move.b	d0,$1

LDS asserted 0. Address output 0.

move.b	d0,$2

Same as first one, except word address output is 1.

move.b D0,$FF

This is an odd address, so they’re transfered using lower 8 bits (D0-D7), and LDS asserted 0.

move.w d0,$0

Both LDS and UDS asserted 0. Data are transfered over both half of the data bus. Output word address 0.

move.w	d0,$2

Same as previous operation, except output word address is 1.

move.w 	d0,$3

:warning: this is an illegal operation becase we cannot transfer a word over an odd address.

move.l	d0,$0

Both UDS and LDS asserts 0, full data bus used for transfer and output word address 0. Then it increments the word address and does another transfer, and then output word addrses 1.

move.l	d0,$1

:warning: fail.

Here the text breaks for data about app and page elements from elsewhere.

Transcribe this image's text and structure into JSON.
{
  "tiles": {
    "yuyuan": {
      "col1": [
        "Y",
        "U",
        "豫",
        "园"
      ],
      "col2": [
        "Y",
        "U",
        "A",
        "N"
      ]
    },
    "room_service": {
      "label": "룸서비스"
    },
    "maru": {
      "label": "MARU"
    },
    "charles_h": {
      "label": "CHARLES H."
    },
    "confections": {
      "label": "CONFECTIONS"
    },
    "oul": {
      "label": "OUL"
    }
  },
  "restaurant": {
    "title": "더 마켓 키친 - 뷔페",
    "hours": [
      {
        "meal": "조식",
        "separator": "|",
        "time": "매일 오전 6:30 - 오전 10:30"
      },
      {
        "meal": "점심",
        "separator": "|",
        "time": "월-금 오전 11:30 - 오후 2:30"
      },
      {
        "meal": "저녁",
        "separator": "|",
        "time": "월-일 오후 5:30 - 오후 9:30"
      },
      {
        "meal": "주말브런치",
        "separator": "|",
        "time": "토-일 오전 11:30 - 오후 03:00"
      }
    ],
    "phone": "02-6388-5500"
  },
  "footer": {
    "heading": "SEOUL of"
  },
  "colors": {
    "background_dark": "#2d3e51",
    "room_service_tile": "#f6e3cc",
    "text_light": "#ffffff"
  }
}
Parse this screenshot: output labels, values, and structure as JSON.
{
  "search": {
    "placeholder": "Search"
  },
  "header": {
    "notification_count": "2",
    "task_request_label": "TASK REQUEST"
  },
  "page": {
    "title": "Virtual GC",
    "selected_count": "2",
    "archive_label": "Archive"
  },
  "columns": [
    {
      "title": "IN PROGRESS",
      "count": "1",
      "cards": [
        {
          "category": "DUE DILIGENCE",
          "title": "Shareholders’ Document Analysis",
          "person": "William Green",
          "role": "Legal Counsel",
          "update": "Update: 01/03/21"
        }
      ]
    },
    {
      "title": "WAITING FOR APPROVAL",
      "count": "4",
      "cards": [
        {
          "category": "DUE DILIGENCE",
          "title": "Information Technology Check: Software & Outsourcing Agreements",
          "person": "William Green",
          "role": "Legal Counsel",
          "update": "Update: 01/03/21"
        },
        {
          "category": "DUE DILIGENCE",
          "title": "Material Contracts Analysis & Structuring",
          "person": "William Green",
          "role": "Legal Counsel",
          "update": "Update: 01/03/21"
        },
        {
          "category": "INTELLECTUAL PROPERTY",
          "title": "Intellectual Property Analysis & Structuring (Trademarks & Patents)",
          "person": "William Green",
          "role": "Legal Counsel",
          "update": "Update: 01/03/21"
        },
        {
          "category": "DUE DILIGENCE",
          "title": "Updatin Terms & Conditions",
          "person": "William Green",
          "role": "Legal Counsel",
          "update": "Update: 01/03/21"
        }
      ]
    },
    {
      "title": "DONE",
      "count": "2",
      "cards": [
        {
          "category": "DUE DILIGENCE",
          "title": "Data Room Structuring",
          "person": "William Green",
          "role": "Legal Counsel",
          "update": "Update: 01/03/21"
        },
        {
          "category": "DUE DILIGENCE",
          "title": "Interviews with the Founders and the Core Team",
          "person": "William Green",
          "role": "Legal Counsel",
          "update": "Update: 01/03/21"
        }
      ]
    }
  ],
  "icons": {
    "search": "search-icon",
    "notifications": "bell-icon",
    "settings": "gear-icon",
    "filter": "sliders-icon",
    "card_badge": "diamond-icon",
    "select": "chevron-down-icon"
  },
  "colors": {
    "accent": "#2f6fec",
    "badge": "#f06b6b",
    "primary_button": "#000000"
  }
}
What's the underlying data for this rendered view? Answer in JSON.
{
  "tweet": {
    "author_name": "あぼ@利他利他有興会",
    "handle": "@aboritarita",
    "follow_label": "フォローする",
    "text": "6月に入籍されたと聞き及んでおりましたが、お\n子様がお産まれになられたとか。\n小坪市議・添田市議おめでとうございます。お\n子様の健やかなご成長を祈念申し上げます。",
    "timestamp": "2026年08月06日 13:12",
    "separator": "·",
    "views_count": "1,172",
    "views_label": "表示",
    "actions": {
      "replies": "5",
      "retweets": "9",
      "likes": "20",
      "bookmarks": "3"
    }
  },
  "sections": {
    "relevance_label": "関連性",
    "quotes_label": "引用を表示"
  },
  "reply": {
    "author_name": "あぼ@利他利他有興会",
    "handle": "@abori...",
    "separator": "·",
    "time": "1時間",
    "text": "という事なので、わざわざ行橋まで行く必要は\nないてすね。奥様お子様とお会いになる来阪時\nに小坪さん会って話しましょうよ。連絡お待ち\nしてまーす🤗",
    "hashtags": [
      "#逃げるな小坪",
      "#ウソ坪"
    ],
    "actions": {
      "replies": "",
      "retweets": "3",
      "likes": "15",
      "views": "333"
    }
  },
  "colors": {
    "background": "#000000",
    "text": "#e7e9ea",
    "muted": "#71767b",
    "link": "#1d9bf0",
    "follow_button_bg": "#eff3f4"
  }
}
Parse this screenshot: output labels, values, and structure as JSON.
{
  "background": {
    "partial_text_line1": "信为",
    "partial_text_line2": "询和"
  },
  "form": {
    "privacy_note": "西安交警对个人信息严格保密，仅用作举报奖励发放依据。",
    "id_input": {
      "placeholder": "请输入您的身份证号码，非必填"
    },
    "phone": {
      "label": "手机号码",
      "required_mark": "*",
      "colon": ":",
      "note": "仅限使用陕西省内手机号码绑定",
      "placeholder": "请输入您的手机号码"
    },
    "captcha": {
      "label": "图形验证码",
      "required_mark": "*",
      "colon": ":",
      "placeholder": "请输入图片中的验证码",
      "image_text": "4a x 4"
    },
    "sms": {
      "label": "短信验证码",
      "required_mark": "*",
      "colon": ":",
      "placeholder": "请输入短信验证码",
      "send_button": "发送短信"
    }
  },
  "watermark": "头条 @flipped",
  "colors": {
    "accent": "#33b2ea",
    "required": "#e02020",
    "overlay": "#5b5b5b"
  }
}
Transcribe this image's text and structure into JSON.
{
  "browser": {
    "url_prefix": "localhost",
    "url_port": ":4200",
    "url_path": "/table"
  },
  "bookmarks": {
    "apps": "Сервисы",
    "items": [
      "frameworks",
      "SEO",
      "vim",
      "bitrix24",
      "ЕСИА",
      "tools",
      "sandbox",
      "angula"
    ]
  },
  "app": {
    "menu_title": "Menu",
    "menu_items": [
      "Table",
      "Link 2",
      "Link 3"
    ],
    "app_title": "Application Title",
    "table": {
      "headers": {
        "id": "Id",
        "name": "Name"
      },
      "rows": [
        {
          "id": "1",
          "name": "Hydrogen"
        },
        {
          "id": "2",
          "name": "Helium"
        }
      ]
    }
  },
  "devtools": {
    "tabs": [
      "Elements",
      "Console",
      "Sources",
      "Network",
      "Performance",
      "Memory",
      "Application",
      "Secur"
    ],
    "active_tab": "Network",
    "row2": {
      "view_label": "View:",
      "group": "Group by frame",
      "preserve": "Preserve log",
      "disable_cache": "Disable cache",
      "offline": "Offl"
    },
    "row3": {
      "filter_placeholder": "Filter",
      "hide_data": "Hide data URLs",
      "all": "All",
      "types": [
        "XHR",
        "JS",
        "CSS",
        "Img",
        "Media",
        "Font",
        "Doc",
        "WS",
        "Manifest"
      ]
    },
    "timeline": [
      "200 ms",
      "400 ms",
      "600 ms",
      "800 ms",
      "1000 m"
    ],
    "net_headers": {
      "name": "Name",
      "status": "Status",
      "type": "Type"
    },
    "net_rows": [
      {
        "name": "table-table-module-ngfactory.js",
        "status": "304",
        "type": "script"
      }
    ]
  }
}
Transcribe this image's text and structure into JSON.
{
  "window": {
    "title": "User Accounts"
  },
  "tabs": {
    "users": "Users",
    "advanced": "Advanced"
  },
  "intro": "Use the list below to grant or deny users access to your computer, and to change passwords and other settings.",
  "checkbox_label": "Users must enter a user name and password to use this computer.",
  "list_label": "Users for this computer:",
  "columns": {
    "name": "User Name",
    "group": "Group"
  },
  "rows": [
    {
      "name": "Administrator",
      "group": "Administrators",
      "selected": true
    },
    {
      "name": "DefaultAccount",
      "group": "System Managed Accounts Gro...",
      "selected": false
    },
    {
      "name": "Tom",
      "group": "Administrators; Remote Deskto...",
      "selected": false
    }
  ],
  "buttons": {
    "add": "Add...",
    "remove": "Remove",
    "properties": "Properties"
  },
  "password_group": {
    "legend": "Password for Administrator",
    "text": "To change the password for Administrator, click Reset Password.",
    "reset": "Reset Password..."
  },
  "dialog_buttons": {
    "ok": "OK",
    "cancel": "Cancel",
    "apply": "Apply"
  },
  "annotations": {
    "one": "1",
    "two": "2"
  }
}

Memory System Architecture


Memory Organization

Since there are 24-bit address. We can go up to FF FFFF or 16 megabytes.


All CPUs reserve memory space for special boot vectors and exception vector. This is up to the designer and in this case, it goes from 00 0000 to 00 03FF.

Case Study: LPC2294 ARM 32-bit RISC CPU


This is a modern RISC processor, but the data interface is mostly the same. This processor however does not have A0 or A1 line, because byte 0, 1, 2, 3 share the same long-word address and so on.

Dynamic bus sizing involves the processor not assuming the width of the memory being accessed. It involves an active communication between memory and processor. If the width mismatches, then the processor then breaks the data down and does multiple transfers.